[Exercise material]

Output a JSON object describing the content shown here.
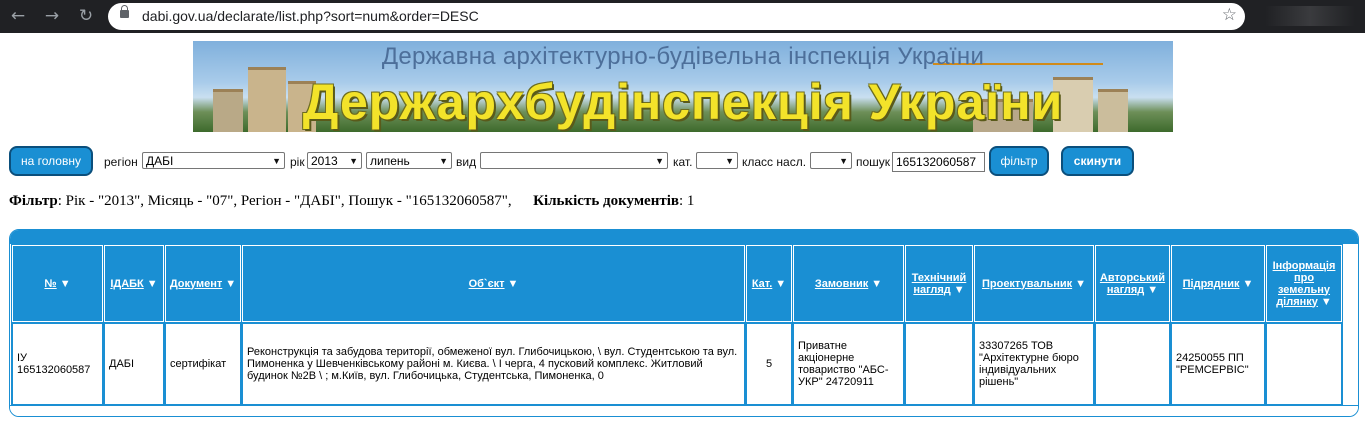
{
  "browser": {
    "url": "dabi.gov.ua/declarate/list.php?sort=num&order=DESC"
  },
  "banner": {
    "subtitle": "Державна архітектурно-будівельна інспекція України",
    "title": "Держархбудінспекція України"
  },
  "filters": {
    "home_button": "на головну",
    "region_label": "регіон",
    "region_value": "ДАБІ",
    "year_label": "рік",
    "year_value": "2013",
    "month_value": "липень",
    "kind_label": "вид",
    "kind_value": "",
    "cat_label": "кат.",
    "cat_value": "",
    "class_label": "класс насл.",
    "class_value": "",
    "search_label": "пошук",
    "search_value": "165132060587",
    "filter_button": "фільтр",
    "reset_button": "скинути"
  },
  "summary": {
    "filter_label": "Фільтр",
    "filter_text": ": Рік - \"2013\", Місяць - \"07\", Регіон - \"ДАБІ\", Пошук - \"165132060587\",",
    "count_label": "Кількість документів",
    "count_text": ": 1"
  },
  "table": {
    "columns": [
      "№",
      "ІДАБК",
      "Документ",
      "Об`єкт",
      "Кат.",
      "Замовник",
      "Технічний нагляд",
      "Проектувальник",
      "Авторський нагляд",
      "Підрядник",
      "Інформація про земельну ділянку"
    ],
    "rows": [
      {
        "num": "ІУ 165132060587",
        "idabk": "ДАБІ",
        "doc": "сертифікат",
        "object": "Реконструкція та забудова території, обмеженої вул. Глибочицькою, \\ вул. Студентською та вул. Пимоненка у Шевченківському районі м. Києва. \\ I черга, 4 пусковий комплекс. Житловий будинок №2В \\ ; м.Київ, вул. Глибочицька, Студентська, Пимоненка, 0",
        "cat": "5",
        "customer": "Приватне акціонерне товариство \"АБС-УКР\" 24720911",
        "tech": "",
        "designer": "33307265 ТОВ \"Архітектурне бюро індивідуальних рішень\"",
        "author": "",
        "contractor": "24250055 ПП \"РЕМСЕРВІС\"",
        "land": ""
      }
    ]
  }
}
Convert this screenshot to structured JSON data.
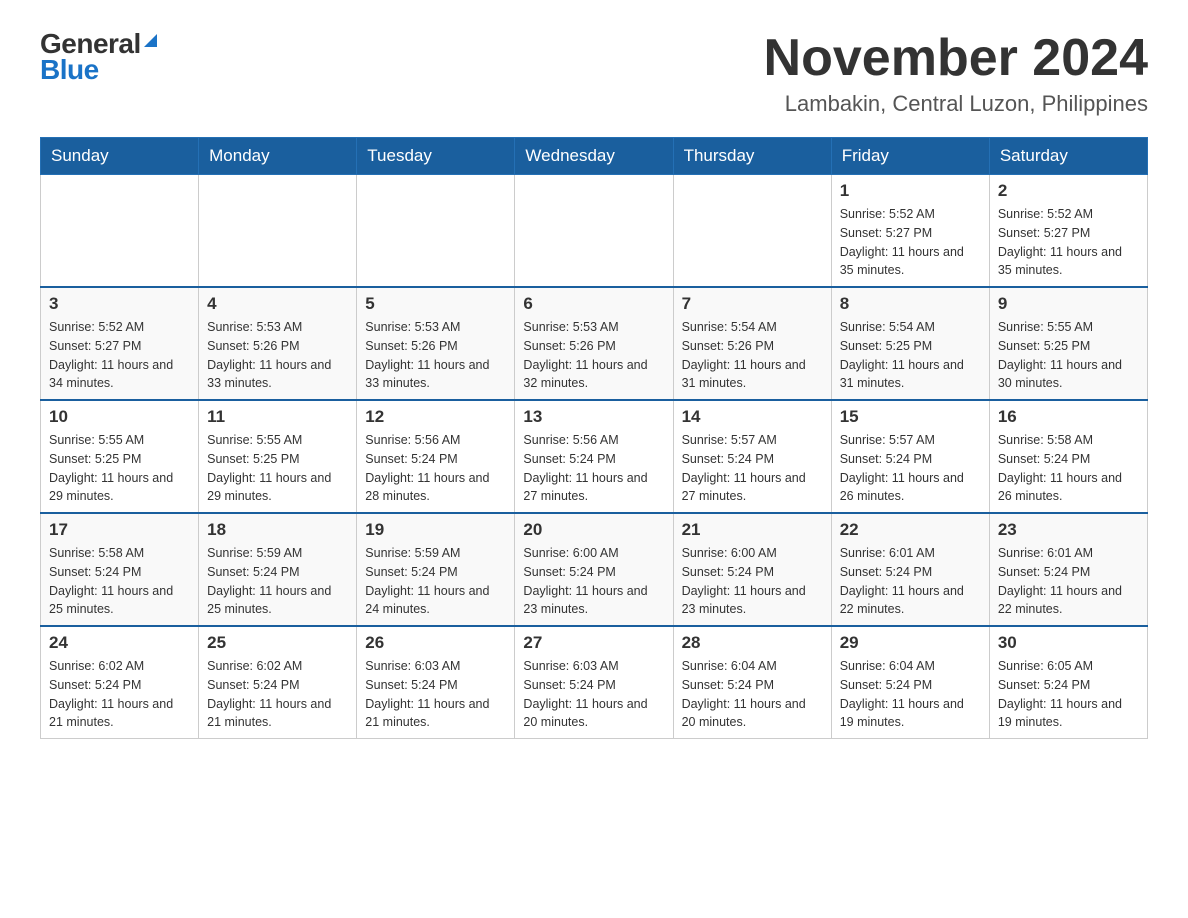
{
  "header": {
    "logo_general": "General",
    "logo_blue": "Blue",
    "month_year": "November 2024",
    "location": "Lambakin, Central Luzon, Philippines"
  },
  "weekdays": [
    "Sunday",
    "Monday",
    "Tuesday",
    "Wednesday",
    "Thursday",
    "Friday",
    "Saturday"
  ],
  "weeks": [
    [
      {
        "day": "",
        "info": ""
      },
      {
        "day": "",
        "info": ""
      },
      {
        "day": "",
        "info": ""
      },
      {
        "day": "",
        "info": ""
      },
      {
        "day": "",
        "info": ""
      },
      {
        "day": "1",
        "info": "Sunrise: 5:52 AM\nSunset: 5:27 PM\nDaylight: 11 hours and 35 minutes."
      },
      {
        "day": "2",
        "info": "Sunrise: 5:52 AM\nSunset: 5:27 PM\nDaylight: 11 hours and 35 minutes."
      }
    ],
    [
      {
        "day": "3",
        "info": "Sunrise: 5:52 AM\nSunset: 5:27 PM\nDaylight: 11 hours and 34 minutes."
      },
      {
        "day": "4",
        "info": "Sunrise: 5:53 AM\nSunset: 5:26 PM\nDaylight: 11 hours and 33 minutes."
      },
      {
        "day": "5",
        "info": "Sunrise: 5:53 AM\nSunset: 5:26 PM\nDaylight: 11 hours and 33 minutes."
      },
      {
        "day": "6",
        "info": "Sunrise: 5:53 AM\nSunset: 5:26 PM\nDaylight: 11 hours and 32 minutes."
      },
      {
        "day": "7",
        "info": "Sunrise: 5:54 AM\nSunset: 5:26 PM\nDaylight: 11 hours and 31 minutes."
      },
      {
        "day": "8",
        "info": "Sunrise: 5:54 AM\nSunset: 5:25 PM\nDaylight: 11 hours and 31 minutes."
      },
      {
        "day": "9",
        "info": "Sunrise: 5:55 AM\nSunset: 5:25 PM\nDaylight: 11 hours and 30 minutes."
      }
    ],
    [
      {
        "day": "10",
        "info": "Sunrise: 5:55 AM\nSunset: 5:25 PM\nDaylight: 11 hours and 29 minutes."
      },
      {
        "day": "11",
        "info": "Sunrise: 5:55 AM\nSunset: 5:25 PM\nDaylight: 11 hours and 29 minutes."
      },
      {
        "day": "12",
        "info": "Sunrise: 5:56 AM\nSunset: 5:24 PM\nDaylight: 11 hours and 28 minutes."
      },
      {
        "day": "13",
        "info": "Sunrise: 5:56 AM\nSunset: 5:24 PM\nDaylight: 11 hours and 27 minutes."
      },
      {
        "day": "14",
        "info": "Sunrise: 5:57 AM\nSunset: 5:24 PM\nDaylight: 11 hours and 27 minutes."
      },
      {
        "day": "15",
        "info": "Sunrise: 5:57 AM\nSunset: 5:24 PM\nDaylight: 11 hours and 26 minutes."
      },
      {
        "day": "16",
        "info": "Sunrise: 5:58 AM\nSunset: 5:24 PM\nDaylight: 11 hours and 26 minutes."
      }
    ],
    [
      {
        "day": "17",
        "info": "Sunrise: 5:58 AM\nSunset: 5:24 PM\nDaylight: 11 hours and 25 minutes."
      },
      {
        "day": "18",
        "info": "Sunrise: 5:59 AM\nSunset: 5:24 PM\nDaylight: 11 hours and 25 minutes."
      },
      {
        "day": "19",
        "info": "Sunrise: 5:59 AM\nSunset: 5:24 PM\nDaylight: 11 hours and 24 minutes."
      },
      {
        "day": "20",
        "info": "Sunrise: 6:00 AM\nSunset: 5:24 PM\nDaylight: 11 hours and 23 minutes."
      },
      {
        "day": "21",
        "info": "Sunrise: 6:00 AM\nSunset: 5:24 PM\nDaylight: 11 hours and 23 minutes."
      },
      {
        "day": "22",
        "info": "Sunrise: 6:01 AM\nSunset: 5:24 PM\nDaylight: 11 hours and 22 minutes."
      },
      {
        "day": "23",
        "info": "Sunrise: 6:01 AM\nSunset: 5:24 PM\nDaylight: 11 hours and 22 minutes."
      }
    ],
    [
      {
        "day": "24",
        "info": "Sunrise: 6:02 AM\nSunset: 5:24 PM\nDaylight: 11 hours and 21 minutes."
      },
      {
        "day": "25",
        "info": "Sunrise: 6:02 AM\nSunset: 5:24 PM\nDaylight: 11 hours and 21 minutes."
      },
      {
        "day": "26",
        "info": "Sunrise: 6:03 AM\nSunset: 5:24 PM\nDaylight: 11 hours and 21 minutes."
      },
      {
        "day": "27",
        "info": "Sunrise: 6:03 AM\nSunset: 5:24 PM\nDaylight: 11 hours and 20 minutes."
      },
      {
        "day": "28",
        "info": "Sunrise: 6:04 AM\nSunset: 5:24 PM\nDaylight: 11 hours and 20 minutes."
      },
      {
        "day": "29",
        "info": "Sunrise: 6:04 AM\nSunset: 5:24 PM\nDaylight: 11 hours and 19 minutes."
      },
      {
        "day": "30",
        "info": "Sunrise: 6:05 AM\nSunset: 5:24 PM\nDaylight: 11 hours and 19 minutes."
      }
    ]
  ]
}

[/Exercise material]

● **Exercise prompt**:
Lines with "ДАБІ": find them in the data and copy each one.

● **Your response**:
    "region_value": "ДАБІ",
    "filter_text": ": Рік - \"2013\", Місяць - \"07\", Регіон - \"ДАБІ\", Пошук - \"165132060587\",",
        "idabk": "ДАБІ",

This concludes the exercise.